TAIL SMALLER BUT THE STING PACKS MORE OF A PUNCH
A dynamic boost function now limits turbocharger lag, thereby improving throttle response.
PORSCHE’S whale-tailed 911 Turbo featured on many boys’ bedroom walls in the mid-1970s.
Porsche pumped out the rear wheel arches of the 911 to fit larger rubber and a wider rear track and added a small table-sized rear tail to improve downforce.
The supercar has evolved over the decades and continues to be one of the quickest road-going cars on the planet.
THE latest 911 Turbo is the fastest production car Porsche has produced and prices mirror the phenomenal performance.
The standard car will cost $384,900 plus on-roads when it goes on sale in Australia in May (the current model costs $366,100).
The added outlay buys prodigious acceleration (the sprint to 100km/h is lowered by 0.2 sec to 3.0 seconds and Porsche is famously conservative with its claimed acceleration times), courtesy of a 14kW lift in power to 397kW.

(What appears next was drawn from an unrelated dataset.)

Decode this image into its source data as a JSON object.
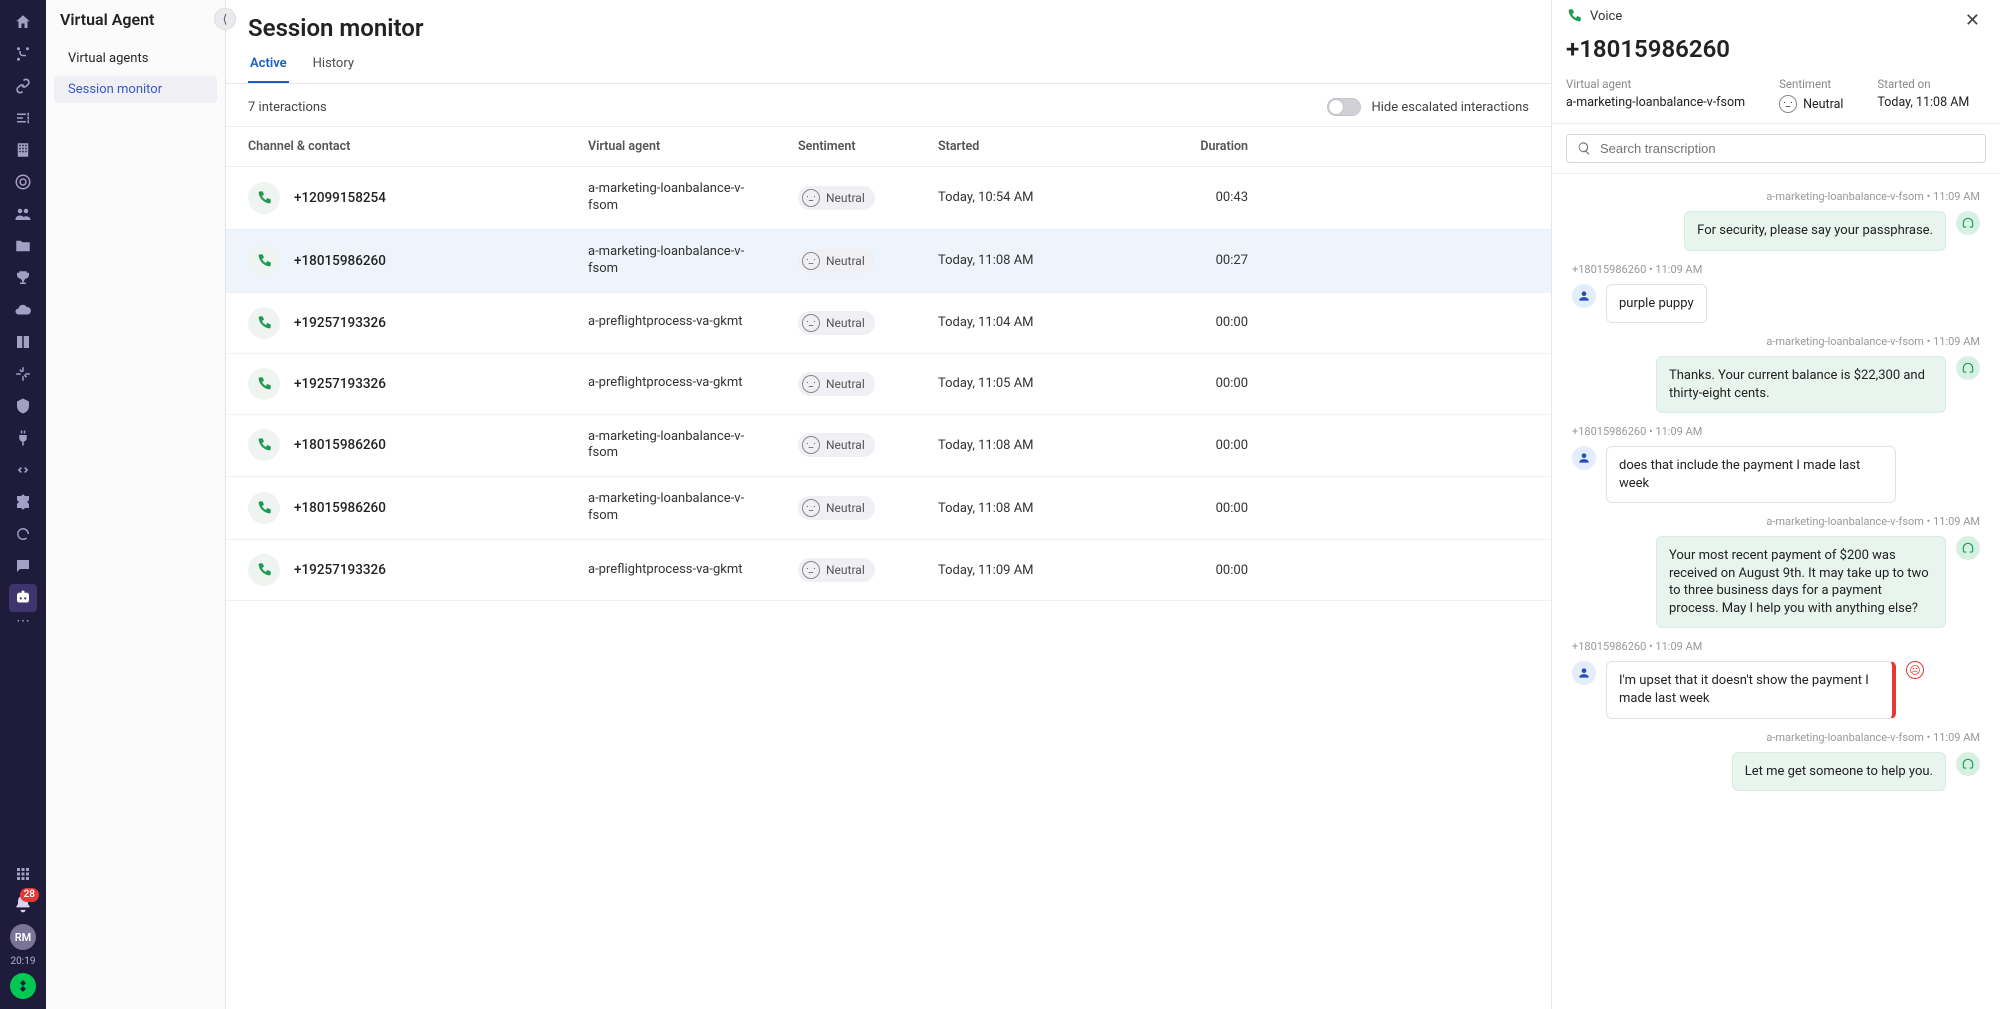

Ante up $465,500 for the 427kW Turbo S and take off another 0.1 sec on its way to a top speed of 330km/ h. Cabrio versions will be $406,400 and $478,000 respectively.
Fuel consumption drops to 9.1L/100km for the coupes and 9.3L for the cabrios.
Straight-line performance is far from the Turbo’s only party trick.
It ultimately doesn’t have the on-track precision of a 911 GT3 but compensates with more creature comforts, driving aids, the best dual-clutch transmission in the game and all-wheel drive power distribution that makes it a more reassuring ride on public roads.
In its latest guise the standard Chrono Sport pack is accessed from a mode dial on the new steering wheel with Normal, Sport, Sport Plus and Individual settings.
A DYNAMIC boost function now limits turbocharger lag thereby improving throttle response.
The software cuts fuel injection when the driver backs off but keeps the throttle valve open, which Porsche says leads to im- proved response when the driver gets back on the gas.
There’s also a new mode for the stability control setting to let the back end slide more before the software reins things back in.
Active suspension, which adjusts the damper stiffness depending on the mode and how the car is being driven, is standard, as is a reversing camera.
The Turbo S adds a chassis antiroll setup to keep the car flat when cornering and carbon ceramic brakes to avoid fade during track days. Additional cabin bling in- cludes carbon-fibre and upholstery is two-tone leather.
Subtle styling tweaks amount to a pair of LED indicators on the front bumper to emphasise its width, reshaped front cooling ducts and a revised spoiler.
The tail lights are redesigned and the engine cover now has vertical louvres on each side and a separate central scoop, which Porsche says maximises air flow to the twin-turbo 3.8-litre engine.
Interior enhancements include a touchscreen with sharper resolution touchscreen and connectivity upgrades, including Wi-Fi pairing with smart devices and Apple CarPlay.
Options include lane-change monitoring and, replacing the 12speaker Bose audio, a 19-speaker Burmester setup.
A lift function raises the front spoiler by up to 40mm to improve ground clearance at low speeds.
THE 911 Turbo remains a compelling proposition. This update doesn’t involve radical changes and there’s not much call to do so when you’ve been at the top of the supercar rankings for more than 40 years. The legend continues.
New 911 Turbo . . . even faster in a straight line.